Small design changes, big visual impactApr 5th, 2009 | By joegrimm | Category: HS Resources
By JOE GRIMM
For high school publication design, a little flair can go a long way.
A long way toward what?
A long way toward catching your classmates’ attention and getting them to read the paper. Colleen Dailey, student teacher at Grosse Pointe South High School, has a passion for design, and shared it with students at a Michigan Interscholastic Press Association journalism day.
Although any of her suggestions can be accomplished with a couple key strokes and a click of the mouse, Dailey advises student journalists to take a slower, more integrated approach to design. She stressed consistency, from page to page and issue to issue, and staff consensus.
Any major design changes have to be OK with the whole staff — or at least the ones who care, Dailey said. Vote on them as a staff. Your staff has to like the way the paper looks.
Dailey studied design as an undergraduate at Michigan State University and went on to graduate studies in education at Detroit’s Wayne State University. She stressed that the look must be one that lasts for a while. That will help your readers get comfortable with the paper and its traditions. Standing items such as column sigs, briefs boxes, regular columns and folio lines should be consistent throughout. Consistency gives a professional look and tells readers they’re in a familiar place.
Consistency, though, does not mean boring.
Newspaper design is almost becoming like an MTV commercial, Dailey said, “we’re the TV generation.” She suggests that newspapers load up on good photography, interesting visual elements and the most effective tool of all: white space.
Some of her tips:
Get the big picture
Dailey said that big photos — if they’re good — are coming back. She recommends making them a quarter or even half of a page. Then, design the page around the visual element. Don’t design the page first and then force the art in last.

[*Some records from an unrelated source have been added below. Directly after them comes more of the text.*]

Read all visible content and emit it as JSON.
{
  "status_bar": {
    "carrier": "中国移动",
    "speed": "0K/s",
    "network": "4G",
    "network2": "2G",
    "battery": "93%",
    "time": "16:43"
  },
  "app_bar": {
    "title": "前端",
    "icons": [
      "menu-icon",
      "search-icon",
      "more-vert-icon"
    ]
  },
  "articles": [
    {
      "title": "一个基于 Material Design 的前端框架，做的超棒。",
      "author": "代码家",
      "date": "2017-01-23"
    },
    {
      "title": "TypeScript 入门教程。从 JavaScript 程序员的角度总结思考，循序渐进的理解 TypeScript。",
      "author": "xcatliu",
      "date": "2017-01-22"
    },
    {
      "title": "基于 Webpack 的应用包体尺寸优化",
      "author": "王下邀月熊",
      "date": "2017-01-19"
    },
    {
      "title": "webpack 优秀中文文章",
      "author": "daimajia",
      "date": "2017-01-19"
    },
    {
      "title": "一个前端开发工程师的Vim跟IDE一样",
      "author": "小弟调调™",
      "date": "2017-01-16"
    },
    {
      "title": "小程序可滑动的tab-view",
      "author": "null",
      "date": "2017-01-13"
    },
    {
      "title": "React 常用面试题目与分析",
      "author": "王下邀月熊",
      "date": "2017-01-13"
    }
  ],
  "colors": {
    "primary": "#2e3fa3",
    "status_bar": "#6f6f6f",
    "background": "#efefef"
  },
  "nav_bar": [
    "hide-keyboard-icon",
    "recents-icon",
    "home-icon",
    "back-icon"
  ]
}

Watch the crops and avoid the flops
Crop the photo before you decide what size and shape it should be. Where people are concerned, don’t crop off limbs — or show arms without hands and legs without feet. Get the whole head in — even if the hair is big. And please do use lots and lots of pictures of people. People love to see themselves.
Design pages so photos that lead the reader’s eye in one direction or another lead them into related stories or into the page — not away from the article or off the page. But don’t flop pictures to reverse their direction. It never looks right and it isn’t honest.
Bust up long columns of gray. There are many ways to do it:
* Use pull quotes that feature important statements or passages. Make the type significantly larger than the body type. Dailey recommends 16- to 18-point liftouts with 9-point body type. Settle on a consistent quote style — just as you do with body type.
* Fact boxes set into the story pop out interesting information and give the page another hook to snag readers who scan. Pop on a label headline, use a screen, and do it the same way every time.
* Put drop caps, or big initial letters, at the beginning of the story and, in longer stories, every 12 inches or so. They work best when they’re placed in gray areas and at significant points or transitions in the article. How big? Big. Try 48 point.
Less is more
White space can be your most powerful design element. The eye is drawn to it, and then to the elements around it. White space should be adjacent to the outside edges of the page, not trapped in the middle and surrounded by photos and type.
Shades of gray
No color available? No problem. You have black, white and 10-15 distinctive shades of gray. Learn what they are, write down the specs, and be — now you’re getting it — consistent about how you use gray.
Give the paper a striking new look, but keep tradition alive, with small changes to the nameplate on Page One. Change it from four columns to three. Run the nameplate down the left side of the page. Drop it a third of the way down and run a story across the top. Move some of its elements around. (Please, don’t do all of that, or something different each issue.)
To set off editorials or other opinion pieces run it ragged right and non-justified. Don’t change the font or type size. The distinction will be subtle, smooth and clear.
Where are we?
Get your folios under control. Quill and Scroll contest judges pay attention to them, says Dailey, but a lot of students don’t. Make them all the same. Include the page number, publication’s name, date and, if you can, day. Put them in the outside corners, also called turn corners, or thumb corners.
And thumbs up to sophisticated, consistent newspaper design.